§ **What this task involves**: Copy out the entries below in full and exactly.

Element data from apps and pages
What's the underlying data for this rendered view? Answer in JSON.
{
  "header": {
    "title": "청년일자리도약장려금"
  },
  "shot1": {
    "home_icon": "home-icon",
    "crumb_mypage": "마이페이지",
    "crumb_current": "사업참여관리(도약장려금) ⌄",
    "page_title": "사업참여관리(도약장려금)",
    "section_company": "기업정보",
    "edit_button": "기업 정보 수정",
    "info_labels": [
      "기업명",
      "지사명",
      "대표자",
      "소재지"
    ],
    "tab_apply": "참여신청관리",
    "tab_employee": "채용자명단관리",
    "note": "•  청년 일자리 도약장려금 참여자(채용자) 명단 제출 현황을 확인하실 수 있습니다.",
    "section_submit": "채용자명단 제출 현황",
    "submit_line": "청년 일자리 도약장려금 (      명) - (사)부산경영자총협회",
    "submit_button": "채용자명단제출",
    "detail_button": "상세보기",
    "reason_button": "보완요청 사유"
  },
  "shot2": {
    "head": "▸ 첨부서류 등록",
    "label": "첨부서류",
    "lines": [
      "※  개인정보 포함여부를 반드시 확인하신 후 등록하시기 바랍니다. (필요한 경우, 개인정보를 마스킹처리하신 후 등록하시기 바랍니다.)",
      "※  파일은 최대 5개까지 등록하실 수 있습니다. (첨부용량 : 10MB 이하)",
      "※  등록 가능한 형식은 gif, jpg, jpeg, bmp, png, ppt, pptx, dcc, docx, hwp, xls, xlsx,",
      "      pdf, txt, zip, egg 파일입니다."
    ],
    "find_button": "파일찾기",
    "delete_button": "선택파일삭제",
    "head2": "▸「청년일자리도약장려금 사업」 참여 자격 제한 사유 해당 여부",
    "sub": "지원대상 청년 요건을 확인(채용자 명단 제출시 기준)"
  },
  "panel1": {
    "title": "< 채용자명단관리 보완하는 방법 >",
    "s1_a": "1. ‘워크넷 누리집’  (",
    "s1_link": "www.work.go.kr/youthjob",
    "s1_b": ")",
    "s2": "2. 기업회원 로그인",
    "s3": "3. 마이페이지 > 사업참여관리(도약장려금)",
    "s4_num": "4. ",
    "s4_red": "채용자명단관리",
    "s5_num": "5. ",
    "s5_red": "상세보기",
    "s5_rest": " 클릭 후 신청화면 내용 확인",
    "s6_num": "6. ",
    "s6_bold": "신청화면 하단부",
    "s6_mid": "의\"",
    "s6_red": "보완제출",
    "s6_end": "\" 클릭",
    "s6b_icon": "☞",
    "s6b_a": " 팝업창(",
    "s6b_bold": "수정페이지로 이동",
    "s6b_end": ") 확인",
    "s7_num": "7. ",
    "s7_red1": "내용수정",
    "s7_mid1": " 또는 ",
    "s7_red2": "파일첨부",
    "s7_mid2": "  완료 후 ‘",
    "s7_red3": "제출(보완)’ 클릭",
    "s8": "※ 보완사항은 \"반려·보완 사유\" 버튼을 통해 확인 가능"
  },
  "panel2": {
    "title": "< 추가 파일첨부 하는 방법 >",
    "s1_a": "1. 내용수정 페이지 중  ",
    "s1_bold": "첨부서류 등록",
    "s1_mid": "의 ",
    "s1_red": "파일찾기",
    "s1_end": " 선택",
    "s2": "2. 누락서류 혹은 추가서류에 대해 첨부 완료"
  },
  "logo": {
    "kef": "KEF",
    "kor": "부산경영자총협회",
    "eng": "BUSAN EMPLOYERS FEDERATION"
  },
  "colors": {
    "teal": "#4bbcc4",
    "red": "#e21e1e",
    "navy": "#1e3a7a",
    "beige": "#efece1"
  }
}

§ **Result of this task**:
What's the underlying data for this rendered view? Answer in JSON.
{
  "header": {
    "title": "청년일자리도약장려금"
  },
  "shot1": {
    "home_icon": "home-icon",
    "crumb_mypage": "마이페이지",
    "crumb_current": "사업참여관리(도약장려금) ⌄",
    "page_title": "사업참여관리(도약장려금)",
    "section_company": "기업정보",
    "edit_button": "기업 정보 수정",
    "info_labels": [
      "기업명",
      "지사명",
      "대표자",
      "소재지"
    ],
    "tab_apply": "참여신청관리",
    "tab_employee": "채용자명단관리",
    "note": "•  청년 일자리 도약장려금 참여자(채용자) 명단 제출 현황을 확인하실 수 있습니다.",
    "section_submit": "채용자명단 제출 현황",
    "submit_line": "청년 일자리 도약장려금 (      명) - (사)부산경영자총협회",
    "submit_button": "채용자명단제출",
    "detail_button": "상세보기",
    "reason_button": "보완요청 사유"
  },
  "shot2": {
    "head": "▸ 첨부서류 등록",
    "label": "첨부서류",
    "lines": [
      "※  개인정보 포함여부를 반드시 확인하신 후 등록하시기 바랍니다. (필요한 경우, 개인정보를 마스킹처리하신 후 등록하시기 바랍니다.)",
      "※  파일은 최대 5개까지 등록하실 수 있습니다. (첨부용량 : 10MB 이하)",
      "※  등록 가능한 형식은 gif, jpg, jpeg, bmp, png, ppt, pptx, dcc, docx, hwp, xls, xlsx,",
      "      pdf, txt, zip, egg 파일입니다."
    ],
    "find_button": "파일찾기",
    "delete_button": "선택파일삭제",
    "head2": "▸「청년일자리도약장려금 사업」 참여 자격 제한 사유 해당 여부",
    "sub": "지원대상 청년 요건을 확인(채용자 명단 제출시 기준)"
  },
  "panel1": {
    "title": "< 채용자명단관리 보완하는 방법 >",
    "s1_a": "1. ‘워크넷 누리집’  (",
    "s1_link": "www.work.go.kr/youthjob",
    "s1_b": ")",
    "s2": "2. 기업회원 로그인",
    "s3": "3. 마이페이지 > 사업참여관리(도약장려금)",
    "s4_num": "4. ",
    "s4_red": "채용자명단관리",
    "s5_num": "5. ",
    "s5_red": "상세보기",
    "s5_rest": " 클릭 후 신청화면 내용 확인",
    "s6_num": "6. ",
    "s6_bold": "신청화면 하단부",
    "s6_mid": "의\"",
    "s6_red": "보완제출",
    "s6_end": "\" 클릭",
    "s6b_icon": "☞",
    "s6b_a": " 팝업창(",
    "s6b_bold": "수정페이지로 이동",
    "s6b_end": ") 확인",
    "s7_num": "7. ",
    "s7_red1": "내용수정",
    "s7_mid1": " 또는 ",
    "s7_red2": "파일첨부",
    "s7_mid2": "  완료 후 ‘",
    "s7_red3": "제출(보완)’ 클릭",
    "s8": "※ 보완사항은 \"반려·보완 사유\" 버튼을 통해 확인 가능"
  },
  "panel2": {
    "title": "< 추가 파일첨부 하는 방법 >",
    "s1_a": "1. 내용수정 페이지 중  ",
    "s1_bold": "첨부서류 등록",
    "s1_mid": "의 ",
    "s1_red": "파일찾기",
    "s1_end": " 선택",
    "s2": "2. 누락서류 혹은 추가서류에 대해 첨부 완료"
  },
  "logo": {
    "kef": "KEF",
    "kor": "부산경영자총협회",
    "eng": "BUSAN EMPLOYERS FEDERATION"
  },
  "colors": {
    "teal": "#4bbcc4",
    "red": "#e21e1e",
    "navy": "#1e3a7a",
    "beige": "#efece1"
  }
}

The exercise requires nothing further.